This challenge goes both ways.
Once we recognize and accept the fact that this challenge goes both ways (distrust, fears, concern, labeling, perceived targeting, etc.), our very next move is to get away from the emotional discussions and from the discussions of emotion. Those take us nowhere.
Frankly, it gets us into a game of emotional ping pong where one person serves and the others either deflects of tries to slam the ball back to the other side. The parents never win those games. They don’t have big enough rackets. So they retreat, or they don’t answer the phone, or don’t come to meetings, or become very belligerent when they do come. So we retreat to our corners in the same frustrated state that each of us came to the table with.
This is a multilayered challenge that demands a multilayered response, the first part of which is “Understanding and Normalizing the Challenge.” If you truly want to shift it, and that truth is different in different schools and in different school districts, you must first understand and normalize the challenge.
The story below attempts to explain and normalize one aspect of this enormous and historic challenge. Follow it slowly. It is written in very simple language but has profound parallels to our current conversation. Remember, this is a multifaceted challenge. This story simply takes one sliver of it and attempts to help you make sense of that aspect of the challenge. When you’re done reading it, you are simply supposed to say, “Okay, now I understand.”
Read it. Re-read it. Then let’s talk.
Spots On My Carpet
Once upon a time there was a pretty little lady
Who had a pretty little house.
And a pretty little car
A pretty little sofa
And a pretty little chair
The pretty little lady had a pretty little dog
Who had a pretty little bed
A pretty little bowl
To put her pretty little food
She had a pretty little bone
and pretty little toys
A pretty little collar
And a pretty little leash
To take her pretty little walks
In her pretty little neighborhood
They were such a pretty little pair
They took pretty little walks
Around the pretty little park.
They were so happy.
One day they thought –
“Wouldn’t it be nice to share our pretty little life with another dog?”
So off they went in their pretty little car to the pound.

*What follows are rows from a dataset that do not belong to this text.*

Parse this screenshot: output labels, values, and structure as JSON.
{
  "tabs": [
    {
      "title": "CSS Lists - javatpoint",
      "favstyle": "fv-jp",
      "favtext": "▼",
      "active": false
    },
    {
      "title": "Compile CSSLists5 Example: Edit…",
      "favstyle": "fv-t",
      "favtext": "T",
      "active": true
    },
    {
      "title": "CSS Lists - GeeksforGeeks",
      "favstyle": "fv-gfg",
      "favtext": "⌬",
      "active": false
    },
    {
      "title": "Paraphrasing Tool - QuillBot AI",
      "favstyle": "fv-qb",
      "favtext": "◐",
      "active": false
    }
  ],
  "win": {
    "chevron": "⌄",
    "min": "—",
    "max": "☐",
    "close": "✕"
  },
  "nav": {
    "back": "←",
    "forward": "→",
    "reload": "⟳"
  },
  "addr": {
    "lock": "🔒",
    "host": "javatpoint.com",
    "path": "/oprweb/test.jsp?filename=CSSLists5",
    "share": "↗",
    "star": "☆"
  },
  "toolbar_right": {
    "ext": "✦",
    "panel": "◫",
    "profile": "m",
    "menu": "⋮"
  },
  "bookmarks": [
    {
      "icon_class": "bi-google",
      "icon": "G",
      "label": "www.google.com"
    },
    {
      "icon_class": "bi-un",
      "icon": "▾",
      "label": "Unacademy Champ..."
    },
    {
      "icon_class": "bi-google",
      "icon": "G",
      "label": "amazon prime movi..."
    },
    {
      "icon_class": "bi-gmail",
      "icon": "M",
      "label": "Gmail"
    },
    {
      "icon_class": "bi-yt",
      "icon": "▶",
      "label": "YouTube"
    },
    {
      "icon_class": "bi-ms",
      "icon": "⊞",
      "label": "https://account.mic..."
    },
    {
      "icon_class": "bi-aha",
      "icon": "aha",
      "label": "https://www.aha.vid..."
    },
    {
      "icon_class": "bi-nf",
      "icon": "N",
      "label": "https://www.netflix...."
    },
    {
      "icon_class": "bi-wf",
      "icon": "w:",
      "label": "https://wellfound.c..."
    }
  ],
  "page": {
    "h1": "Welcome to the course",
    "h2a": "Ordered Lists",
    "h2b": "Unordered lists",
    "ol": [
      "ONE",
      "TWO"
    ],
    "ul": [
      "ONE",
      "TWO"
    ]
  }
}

In the pound they saw so many dogs.
They saw big dogs
Each dog in want of a good home.
They chose one dog to share their home with.
And off they went in their pretty little car with their new friend.

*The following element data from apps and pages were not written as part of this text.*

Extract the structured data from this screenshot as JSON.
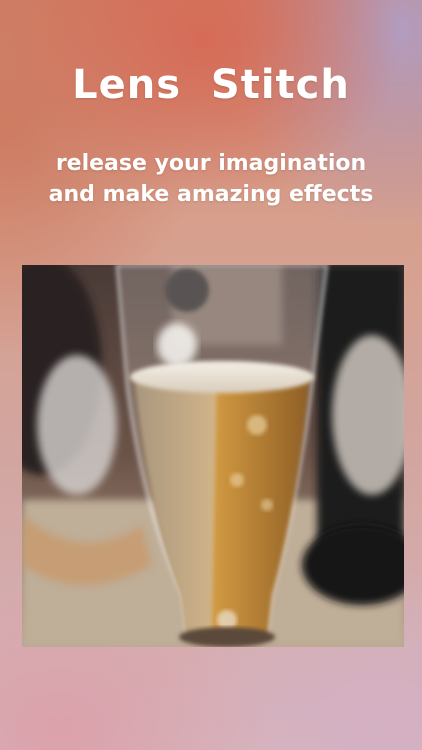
{
  "app": {
    "title": "Lens  Stitch",
    "tagline_line1": "release your imagination",
    "tagline_line2": "and make amazing effects"
  },
  "photo": {
    "subject": "glass of beer"
  },
  "colors": {
    "text": "#ffffff",
    "background_top": "#cf7e66",
    "background_bottom": "#d6b4bb",
    "beer_amber": "#c98a32"
  }
}
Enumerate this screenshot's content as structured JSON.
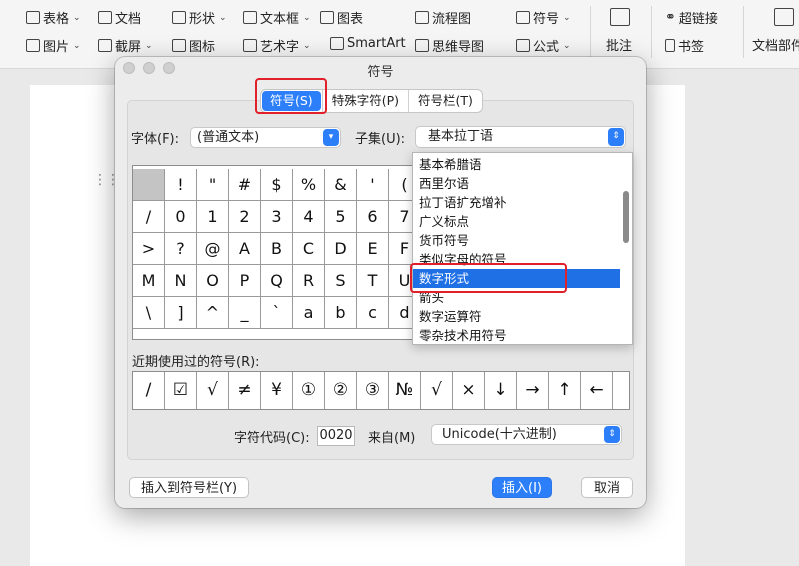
{
  "toolbar": {
    "row1": [
      {
        "label": "表格",
        "icon": "table-icon",
        "caret": true
      },
      {
        "label": "文档",
        "icon": "document-icon",
        "caret": false
      },
      {
        "label": "形状",
        "icon": "shapes-icon",
        "caret": true
      },
      {
        "label": "文本框",
        "icon": "textbox-icon",
        "caret": true
      },
      {
        "label": "图表",
        "icon": "chart-icon",
        "caret": false
      },
      {
        "label": "流程图",
        "icon": "flowchart-icon",
        "caret": false
      },
      {
        "label": "符号",
        "icon": "omega-icon",
        "caret": true
      }
    ],
    "row2": [
      {
        "label": "图片",
        "icon": "picture-icon",
        "caret": true
      },
      {
        "label": "截屏",
        "icon": "screenshot-icon",
        "caret": true
      },
      {
        "label": "图标",
        "icon": "icons-icon",
        "caret": false
      },
      {
        "label": "艺术字",
        "icon": "wordart-icon",
        "caret": true
      },
      {
        "label": "SmartArt",
        "icon": "smartart-icon",
        "caret": false
      },
      {
        "label": "思维导图",
        "icon": "mindmap-icon",
        "caret": false
      },
      {
        "label": "公式",
        "icon": "formula-icon",
        "caret": true
      }
    ],
    "comment": "批注",
    "hyperlink": "超链接",
    "bookmark": "书签",
    "doc_parts": "文档部件"
  },
  "dialog": {
    "title": "符号",
    "tabs": [
      "符号(S)",
      "特殊字符(P)",
      "符号栏(T)"
    ],
    "active_tab": 0,
    "font_label": "字体(F):",
    "font_value": "(普通文本)",
    "subset_label": "子集(U):",
    "subset_value": "基本拉丁语",
    "grid": [
      [
        "",
        "!",
        "\"",
        "#",
        "$",
        "%",
        "&",
        "'",
        "("
      ],
      [
        "/",
        "0",
        "1",
        "2",
        "3",
        "4",
        "5",
        "6",
        "7"
      ],
      [
        ">",
        "?",
        "@",
        "A",
        "B",
        "C",
        "D",
        "E",
        "F"
      ],
      [
        "M",
        "N",
        "O",
        "P",
        "Q",
        "R",
        "S",
        "T",
        "U"
      ],
      [
        "\\",
        "]",
        "^",
        "_",
        "`",
        "a",
        "b",
        "c",
        "d"
      ]
    ],
    "subset_options": [
      "基本希腊语",
      "西里尔语",
      "拉丁语扩充增补",
      "广义标点",
      "货币符号",
      "类似字母的符号",
      "数字形式",
      "箭头",
      "数字运算符",
      "零杂技术用符号"
    ],
    "highlighted_option": 6,
    "recent_label": "近期使用过的符号(R):",
    "recent_symbols": [
      "∕",
      "☑",
      "√",
      "≠",
      "¥",
      "①",
      "②",
      "③",
      "№",
      "√",
      "×",
      "↓",
      "→",
      "↑",
      "←"
    ],
    "char_code_label": "字符代码(C):",
    "char_code_value": "0020",
    "from_label": "来自(M)",
    "from_value": "Unicode(十六进制)",
    "btn_add_to_bar": "插入到符号栏(Y)",
    "btn_insert": "插入(I)",
    "btn_cancel": "取消"
  },
  "colors": {
    "accent": "#2d7ff9",
    "highlight": "#e0202a"
  }
}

He was so happy.
He got his own pretty little bed
And pretty little bowl
Pretty little collar and pretty little leash
They went for pretty little walks
Around the pretty little park.
They were such a pretty little family.
One day the lady went to work leaving the two dogs at home.
After a long day’s work
She returned to her pretty little house.
There’s a spot in my carpet – she screamed.
Oh my goodness! What a mess!
Toys were strewn everywhere.
The place was in such a mess.
Who did this?
Didn’t I bring you from the pound?
Didn’t we share our pretty little home with you?
Didn’t we share our pretty little food with you?
Didn’t you have your own pretty little bowl and pretty little toys?
We brought you in as part of our family!
Is this how you repay our kindness?
She was so hurt!!!
Her pretty little house was ruined
And there was a spot in her carpet.
Moral of the Story: Do not expect me to change my behavior simply because either my geography or my social status has shifted. It takes much more than a change in environment to precipitate/encourage/support a change in behavior.